The application of hearing instrument technology to improving communication skills
Campus Mail Code: CD10
Dr. Ross Roeser has been a leader in the field of audiology for decades. In addition to his work in the application of hearing instruments to improving communication skills, he has been instrumental in defining and expanding the scope of practice of audiologists in the U.S. Dr. Roeser has served as the head of UT Dallas’ audiology PhD program, executive director of UT Dallas’ Callier Center for Communication Disorders, and also holds an appointment as clinical professor in otolaryngology at the University of Texas Southwestern Medical Center in Dallas. Dr. Roeser is a Fellow of the American Speech-Language-Hearing Association and the American Academy of Audiology. He is one of the founders of the American Auditory Society and the American Academy of Audiology. He also founded and was the first Editor-In-Chief of the journal Ear and Hearing. He is currently the Editor-in-Chief of the International Journal of Audiology. Dr. Roeser was chosen as a recipient of the 2009 American Academy of Audiology Distinguished Achievement Award and in 2013 was awarded the Wayne J. Staab Outstanding Service Award by the American Auditory Society.

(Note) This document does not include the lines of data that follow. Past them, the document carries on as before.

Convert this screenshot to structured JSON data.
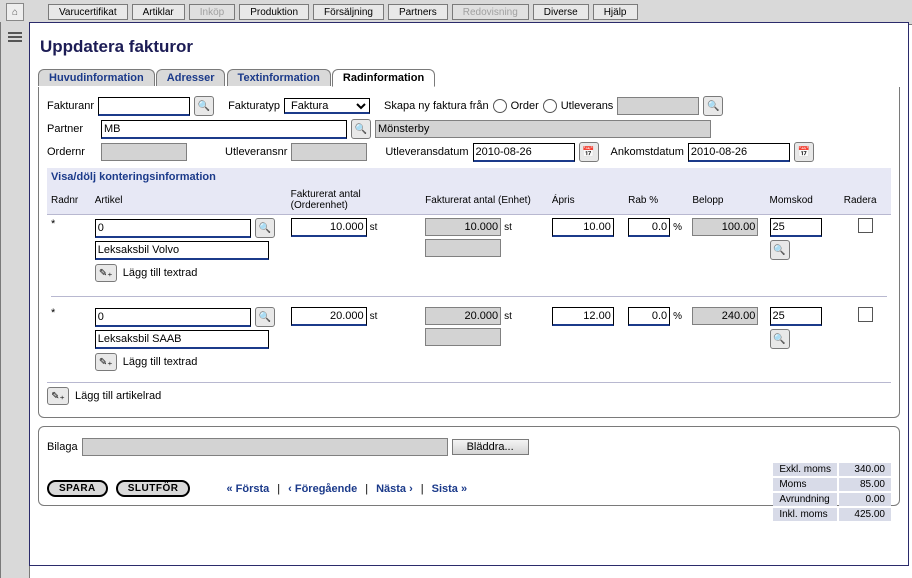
{
  "menubar": {
    "items": [
      "Varucertifikat",
      "Artiklar",
      "Inköp",
      "Produktion",
      "Försäljning",
      "Partners",
      "Redovisning",
      "Diverse",
      "Hjälp"
    ],
    "disabled": [
      2,
      6
    ]
  },
  "page_title": "Uppdatera fakturor",
  "tabs": [
    "Huvudinformation",
    "Adresser",
    "Textinformation",
    "Radinformation"
  ],
  "active_tab": 3,
  "header": {
    "fakturanr_label": "Fakturanr",
    "fakturanr": "",
    "fakturatyp_label": "Fakturatyp",
    "fakturatyp_value": "Faktura",
    "skapa_label": "Skapa ny faktura från",
    "order_label": "Order",
    "utleverans_label": "Utleverans",
    "utleverans_value": "",
    "partner_label": "Partner",
    "partner_code": "MB",
    "partner_name": "Mönsterby",
    "ordernr_label": "Ordernr",
    "ordernr": "",
    "utleveransnr_label": "Utleveransnr",
    "utleveransnr": "",
    "utleveransdatum_label": "Utleveransdatum",
    "utleveransdatum": "2010-08-26",
    "ankomstdatum_label": "Ankomstdatum",
    "ankomstdatum": "2010-08-26"
  },
  "grid": {
    "toggle_label": "Visa/dölj konteringsinformation",
    "columns": {
      "radnr": "Radnr",
      "artikel": "Artikel",
      "fakt_order": "Fakturerat antal (Orderenhet)",
      "fakt_enhet": "Fakturerat antal (Enhet)",
      "apris": "Ápris",
      "rab": "Rab %",
      "belopp": "Belopp",
      "momskod": "Momskod",
      "radera": "Radera"
    },
    "rows": [
      {
        "radnr": "*",
        "artikel_code": "0",
        "artikel_name": "Leksaksbil Volvo",
        "fakt_order": "10.000",
        "order_unit": "st",
        "fakt_enhet": "10.000",
        "enhet_unit": "st",
        "apris": "10.00",
        "rab": "0.0",
        "belopp": "100.00",
        "momskod": "25"
      },
      {
        "radnr": "*",
        "artikel_code": "0",
        "artikel_name": "Leksaksbil SAAB",
        "fakt_order": "20.000",
        "order_unit": "st",
        "fakt_enhet": "20.000",
        "enhet_unit": "st",
        "apris": "12.00",
        "rab": "0.0",
        "belopp": "240.00",
        "momskod": "25"
      }
    ],
    "add_text_label": "Lägg till textrad",
    "add_article_label": "Lägg till artikelrad"
  },
  "bottom": {
    "bilaga_label": "Bilaga",
    "bilaga_value": "",
    "browse_label": "Bläddra...",
    "save_label": "SPARA",
    "finish_label": "SLUTFÖR",
    "pager_first": "« Första",
    "pager_prev": "‹ Föregående",
    "pager_next": "Nästa ›",
    "pager_last": "Sista »",
    "totals": {
      "excl_label": "Exkl. moms",
      "excl": "340.00",
      "moms_label": "Moms",
      "moms": "85.00",
      "avr_label": "Avrundning",
      "avr": "0.00",
      "incl_label": "Inkl. moms",
      "incl": "425.00"
    }
  }
}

He earned a bachelor’s degree from Western Illinois University, a master’s degree from Northern Illinois University, and his PhD from Florida State University.
Roeser, R. J. Musical hallucinations (2014). In Valente, M & Valente, M. Adult Audiology Case Book. New York: Thieme Medical Publishers, Inc.
McClennan, N. & Roeser, R. J. Acoustic Neuroma (2014). In Valente, M & Valente, M. Adult Audiology Case Book. New York: Thieme Medical Publishers, Inc.
Collier, C. & Roeser, R. J. Battery in the ear canal. (2014). In Valente, M & Valente, M. Adult Audiology Case Book. New York: Thieme Medical Publishers, Inc.
Recent Articles in Peer-Refereed Journals
Roeser, R. J. & Clark, J. (2008) Live voice speech recognition testing: Stop the Madness. Audiology Today, 20.
Roeser, R. J. (2007) “Are you a doctor?” or “You are a doctor”. Audiology Today, 19, 6, 18.
Mendrygal, M. & Roeser, R. J. (2007) Ear canal suctioning: A cautionary note for noise induced hearing loss speech intelligibility testing: Stop the madness. Audiology Today. 20, 1, 32-33.. Audiology Today, 19, 5, 35-39.